No property can infiltrate or store runoff from every storm just as no storm drainage system can handle every storm. Drainage systems, including storm drains, pipes, ditches and creeks, are designed to hold a specific amount of stormwater. After the Phase 2 credit policy is adopted, homeowners can apply for a partial credit off their fee for eligible stormwater management practices. Most eligible practices are designed to manage the runoff from smaller, more frequent storms. This is intentional, as management of stormwater from small storms makes a dramatic impact on water quality as most pollutants are picked up by the first few inches of rain runoff into our local waterways and stormwater BMPs on private property potentially contribute to the meeting the City's mandated Chesapeake Bay Pollution Reduction Goals. Only a partial credit is offered, because the City provides other stormwater stormwater management services described above, including stormwater management on public land and street right-of-ways.
Property owners can appeal their fee if an error was made in billing (see more on the Stormwater Utility Fee Information webpage). Note that the appeals process is different from the credit application process. Appeals are due within 30 days of billing. Credit applications will be due during the annual application window from December 1st to February 15.
9. What are stormwater Best Management Practices or BMPs?
Best management practices (BMPs) treat stormwater runoff from an impervious surface by improving its water quality.

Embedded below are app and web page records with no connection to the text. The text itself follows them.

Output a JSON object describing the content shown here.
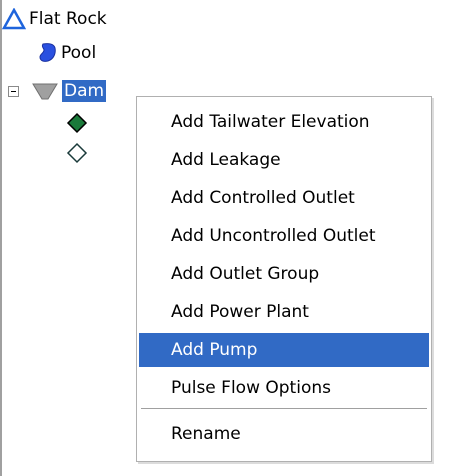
{
  "tree": {
    "nodes": [
      {
        "label": "Flat Rock",
        "icon": "triangle-icon"
      },
      {
        "label": "Pool",
        "icon": "pool-icon"
      },
      {
        "label": "Dam",
        "icon": "dam-icon",
        "expanded": true,
        "selected": true
      },
      {
        "label": "",
        "icon": "filled-diamond-icon"
      },
      {
        "label": "",
        "icon": "hollow-diamond-icon"
      }
    ]
  },
  "context_menu": {
    "items": [
      {
        "label": "Add Tailwater Elevation"
      },
      {
        "label": "Add Leakage"
      },
      {
        "label": "Add Controlled Outlet"
      },
      {
        "label": "Add Uncontrolled Outlet"
      },
      {
        "label": "Add Outlet Group"
      },
      {
        "label": "Add Power Plant"
      },
      {
        "label": "Add Pump",
        "highlighted": true
      },
      {
        "label": "Pulse Flow Options"
      },
      {
        "label": "Rename"
      }
    ]
  },
  "colors": {
    "selection": "#316ac5",
    "triangle_outline": "#1e64dc",
    "triangle_fill": "#ffffff",
    "pool_fill": "#2a50e0",
    "dam_fill": "#a0a0a0",
    "diamond_fill": "#1a7a3a"
  }
}
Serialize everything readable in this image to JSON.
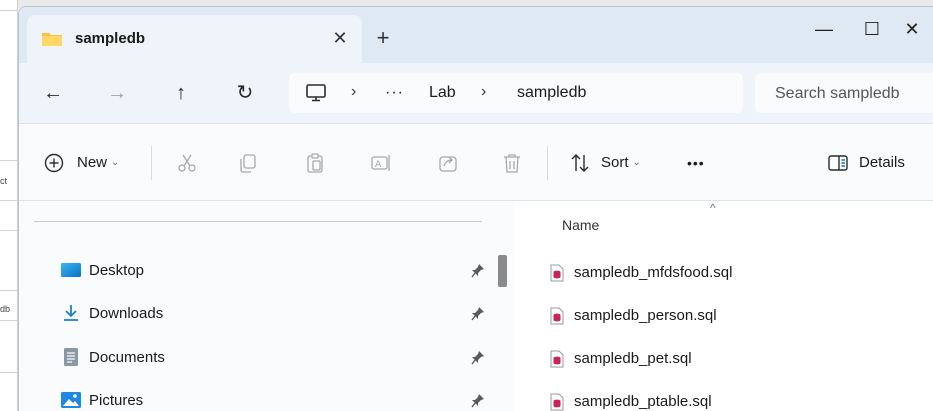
{
  "background_app": {
    "fragments": [
      "ct",
      "db"
    ]
  },
  "window": {
    "tab_title": "sampledb",
    "close_tab_glyph": "✕",
    "new_tab_glyph": "+",
    "controls": {
      "minimize": "—",
      "maximize": "☐",
      "close": "✕"
    }
  },
  "navigation": {
    "back": "←",
    "forward": "→",
    "up": "↑",
    "refresh": "↻",
    "breadcrumb": {
      "root_icon": "computer-icon",
      "separator": "›",
      "overflow": "···",
      "items": [
        "Lab",
        "sampledb"
      ]
    },
    "search_placeholder": "Search sampledb"
  },
  "command_bar": {
    "new_label": "New",
    "sort_label": "Sort",
    "more_label": "•••",
    "details_label": "Details",
    "caret": "⌄",
    "icons": [
      "cut-icon",
      "copy-icon",
      "paste-icon",
      "rename-icon",
      "share-icon",
      "delete-icon"
    ]
  },
  "nav_pane": {
    "items": [
      {
        "label": "Desktop",
        "icon": "desktop-icon",
        "pinned": true
      },
      {
        "label": "Downloads",
        "icon": "downloads-icon",
        "pinned": true
      },
      {
        "label": "Documents",
        "icon": "documents-icon",
        "pinned": true
      },
      {
        "label": "Pictures",
        "icon": "pictures-icon",
        "pinned": true
      }
    ]
  },
  "file_list": {
    "column_name": "Name",
    "sort_indicator": "^",
    "files": [
      {
        "name": "sampledb_mfdsfood.sql",
        "icon": "sql-file-icon"
      },
      {
        "name": "sampledb_person.sql",
        "icon": "sql-file-icon"
      },
      {
        "name": "sampledb_pet.sql",
        "icon": "sql-file-icon"
      },
      {
        "name": "sampledb_ptable.sql",
        "icon": "sql-file-icon"
      }
    ]
  },
  "colors": {
    "accent": "#0067c0",
    "folder": "#f6c342",
    "sql_file": "#c8235b",
    "download_arrow": "#1f7fd1"
  }
}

BMPs can include structural or nonstructural management practices that include large regional ponds treating hundreds of acres or smaller BMPs treating a portion of a single family residential roof or lot.
For more information, including detailed design standards and specifications, check out the resources on post-construction BMPs from the Virginia Stormwater BMP Clearinghouse. Note that site conditions or homeowners’ association rules may preclude the installation of certain practices on your property.
10. How can I get technical and financial assistance for installing BMPs?
Property owners who are interested in installing BMPs may apply to be receive financial incentives and technical assistance from the Virginia Conservation Assistance Program (VCAP). BMPs eligible for VCAP and cost-share funding may be eligible for credit in the Phase 2 Credit policy being developed in 2018.